Dataset rows for apps and sites:
===============
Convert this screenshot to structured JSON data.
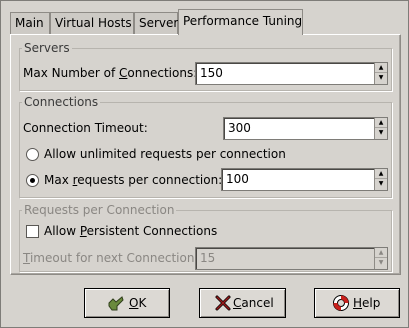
{
  "tabs": [
    "Main",
    "Virtual Hosts",
    "Server",
    "Performance Tuning"
  ],
  "servers": {
    "title": "Servers",
    "max_connections_label_pre": "Max Number of ",
    "max_connections_label_ul": "C",
    "max_connections_label_post": "onnections:",
    "max_connections_value": "150"
  },
  "connections": {
    "title": "Connections",
    "timeout_label": "Connection Timeout:",
    "timeout_value": "300",
    "unlimited_label": "Allow unlimited requests per connection",
    "max_requests_label_pre": "Max ",
    "max_requests_label_ul": "r",
    "max_requests_label_post": "equests per connection:",
    "max_requests_value": "100"
  },
  "requests": {
    "title": "Requests per Connection",
    "persistent_label_pre": "Allow ",
    "persistent_label_ul": "P",
    "persistent_label_post": "ersistent Connections",
    "timeout_next_label_ul": "T",
    "timeout_next_label_post": "imeout for next Connection:",
    "timeout_next_value": "15"
  },
  "buttons": {
    "ok_ul": "O",
    "ok_post": "K",
    "cancel_ul": "C",
    "cancel_post": "ancel",
    "help_ul": "H",
    "help_post": "elp"
  },
  "colors": {
    "background": "#d6d3ce",
    "disabled_text": "#8a8783"
  }
}
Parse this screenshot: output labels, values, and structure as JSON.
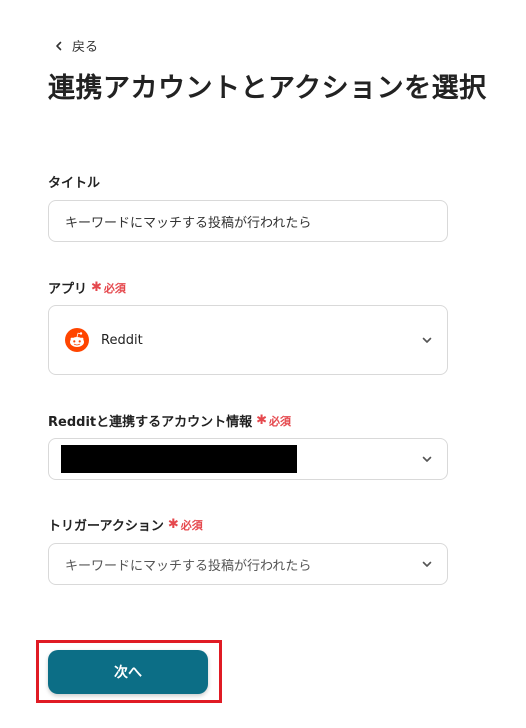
{
  "back": {
    "label": "戻る"
  },
  "page": {
    "title": "連携アカウントとアクションを選択"
  },
  "required_label": "必須",
  "title_field": {
    "label": "タイトル",
    "value": "キーワードにマッチする投稿が行われたら"
  },
  "app_field": {
    "label": "アプリ",
    "value": "Reddit",
    "icon": "reddit-icon"
  },
  "account_field": {
    "label": "Redditと連携するアカウント情報",
    "value": "[redacted]"
  },
  "trigger_field": {
    "label": "トリガーアクション",
    "value": "キーワードにマッチする投稿が行われたら"
  },
  "next_button": {
    "label": "次へ"
  },
  "colors": {
    "primary": "#0c6e86",
    "required": "#e5484d",
    "highlight": "#e01b24",
    "reddit": "#ff4500"
  }
}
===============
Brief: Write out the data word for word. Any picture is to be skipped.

Task solution:
Convert this screenshot to structured JSON data.
{
  "tabs": [
    "Main",
    "Virtual Hosts",
    "Server",
    "Performance Tuning"
  ],
  "servers": {
    "title": "Servers",
    "max_connections_label_pre": "Max Number of ",
    "max_connections_label_ul": "C",
    "max_connections_label_post": "onnections:",
    "max_connections_value": "150"
  },
  "connections": {
    "title": "Connections",
    "timeout_label": "Connection Timeout:",
    "timeout_value": "300",
    "unlimited_label": "Allow unlimited requests per connection",
    "max_requests_label_pre": "Max ",
    "max_requests_label_ul": "r",
    "max_requests_label_post": "equests per connection:",
    "max_requests_value": "100"
  },
  "requests": {
    "title": "Requests per Connection",
    "persistent_label_pre": "Allow ",
    "persistent_label_ul": "P",
    "persistent_label_post": "ersistent Connections",
    "timeout_next_label_ul": "T",
    "timeout_next_label_post": "imeout for next Connection:",
    "timeout_next_value": "15"
  },
  "buttons": {
    "ok_ul": "O",
    "ok_post": "K",
    "cancel_ul": "C",
    "cancel_post": "ancel",
    "help_ul": "H",
    "help_post": "elp"
  },
  "colors": {
    "background": "#d6d3ce",
    "disabled_text": "#8a8783"
  }
}
Parse this screenshot: output labels, values, and structure as JSON.
{
  "back": {
    "label": "戻る"
  },
  "page": {
    "title": "連携アカウントとアクションを選択"
  },
  "required_label": "必須",
  "title_field": {
    "label": "タイトル",
    "value": "キーワードにマッチする投稿が行われたら"
  },
  "app_field": {
    "label": "アプリ",
    "value": "Reddit",
    "icon": "reddit-icon"
  },
  "account_field": {
    "label": "Redditと連携するアカウント情報",
    "value": "[redacted]"
  },
  "trigger_field": {
    "label": "トリガーアクション",
    "value": "キーワードにマッチする投稿が行われたら"
  },
  "next_button": {
    "label": "次へ"
  },
  "colors": {
    "primary": "#0c6e86",
    "required": "#e5484d",
    "highlight": "#e01b24",
    "reddit": "#ff4500"
  }
}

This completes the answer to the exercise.